You can also name the cgi-bin folder just about anything as long as you adjust it accordingly in the paths. For instance, OS X Server actually had it as CGI-Executables and it can remain that way.

Are you saying that macOS no longer includes Apache? That would be news to me. You have to operate it via the command line, but that’s not a big deal, and I even made a Panorama database that would operate it, which I posted on the QNA list some time ago. I know this still works on macOS 10.12, not sure about newer versions but I haven’t heard anything about any changes in that area. Even if there was, it should not be a big deal to install Apache on any macOS system (for free). I understand that nginx is also popular, though I haven’t tried that.

As far as macOS Server goes, I don’t see any reason to bother with that any longer.

Apache remains a solid part of the OSX installation, but the OSX Server software has dropped all interface with web serving and number of other features it’s had for years. See Prepare for changes to macOS Server 5.7.1 Apple’s suggested alternatives do nothing for me.

Abyss provides a nice interface for hosting web sites. And while you may be comfortable with doing it by command line, I freely admit that I wouldn’t know where to begin in configuring all the aspects of multiple sites on a single machine.

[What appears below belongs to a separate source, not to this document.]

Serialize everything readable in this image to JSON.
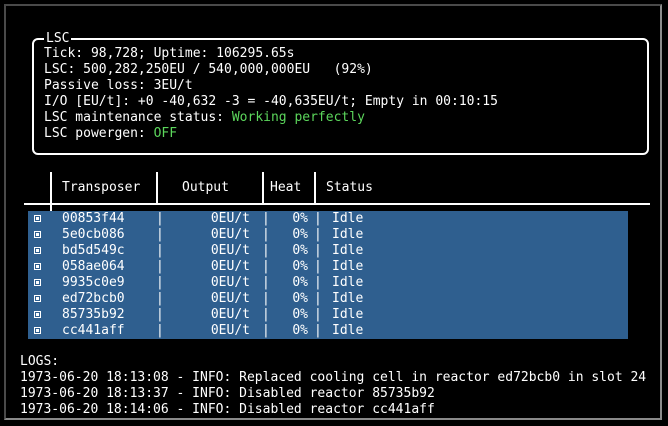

I’m sure I’m far from alone on that.

Ok, good, I was afraid I had missed an announcement.

I’d certainly have to study up on that as well, but so far that’s not something I’ve needed to do. On the other hand, there is a wealth of information online for configuring and using Apache.